What is being asked | Make an exact copy of the whole listing, but leave its pictures out.

Provided material |
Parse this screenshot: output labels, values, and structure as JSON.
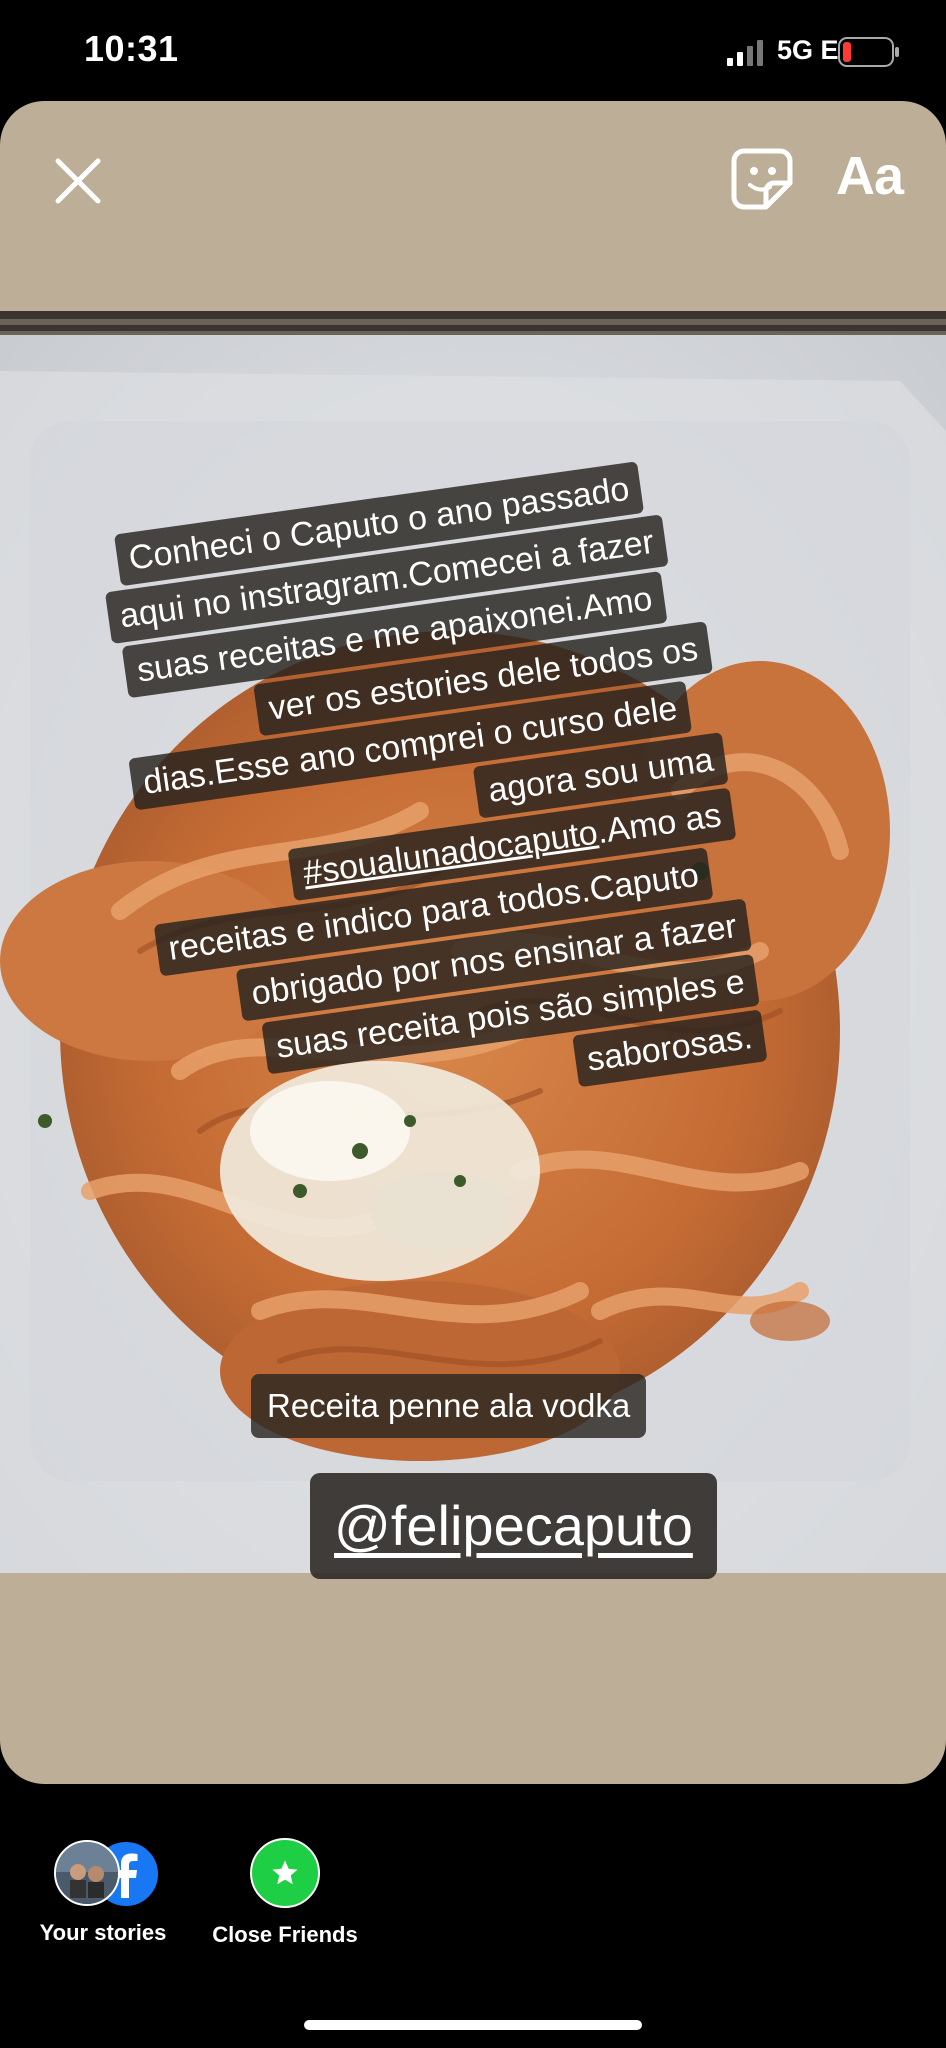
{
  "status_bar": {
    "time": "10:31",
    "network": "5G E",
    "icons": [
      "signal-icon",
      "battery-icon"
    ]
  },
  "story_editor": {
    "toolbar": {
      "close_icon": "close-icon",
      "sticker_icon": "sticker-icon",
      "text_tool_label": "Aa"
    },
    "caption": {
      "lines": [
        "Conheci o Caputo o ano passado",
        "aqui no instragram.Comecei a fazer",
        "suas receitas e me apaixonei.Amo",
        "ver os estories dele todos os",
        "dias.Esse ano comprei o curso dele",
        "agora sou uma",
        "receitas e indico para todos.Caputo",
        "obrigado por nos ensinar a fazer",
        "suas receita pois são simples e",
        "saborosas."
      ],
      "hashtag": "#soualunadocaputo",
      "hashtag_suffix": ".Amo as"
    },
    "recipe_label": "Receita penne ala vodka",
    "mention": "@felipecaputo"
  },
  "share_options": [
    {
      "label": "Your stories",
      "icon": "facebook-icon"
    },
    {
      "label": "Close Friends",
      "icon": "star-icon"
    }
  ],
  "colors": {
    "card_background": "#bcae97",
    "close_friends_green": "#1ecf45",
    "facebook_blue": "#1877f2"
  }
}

Solution to this problem |
Parse this screenshot: output labels, values, and structure as JSON.
{
  "status_bar": {
    "time": "10:31",
    "network": "5G E",
    "icons": [
      "signal-icon",
      "battery-icon"
    ]
  },
  "story_editor": {
    "toolbar": {
      "close_icon": "close-icon",
      "sticker_icon": "sticker-icon",
      "text_tool_label": "Aa"
    },
    "caption": {
      "lines": [
        "Conheci o Caputo o ano passado",
        "aqui no instragram.Comecei a fazer",
        "suas receitas e me apaixonei.Amo",
        "ver os estories dele todos os",
        "dias.Esse ano comprei o curso dele",
        "agora sou uma",
        "receitas e indico para todos.Caputo",
        "obrigado por nos ensinar a fazer",
        "suas receita pois são simples e",
        "saborosas."
      ],
      "hashtag": "#soualunadocaputo",
      "hashtag_suffix": ".Amo as"
    },
    "recipe_label": "Receita penne ala vodka",
    "mention": "@felipecaputo"
  },
  "share_options": [
    {
      "label": "Your stories",
      "icon": "facebook-icon"
    },
    {
      "label": "Close Friends",
      "icon": "star-icon"
    }
  ],
  "colors": {
    "card_background": "#bcae97",
    "close_friends_green": "#1ecf45",
    "facebook_blue": "#1877f2"
  }
}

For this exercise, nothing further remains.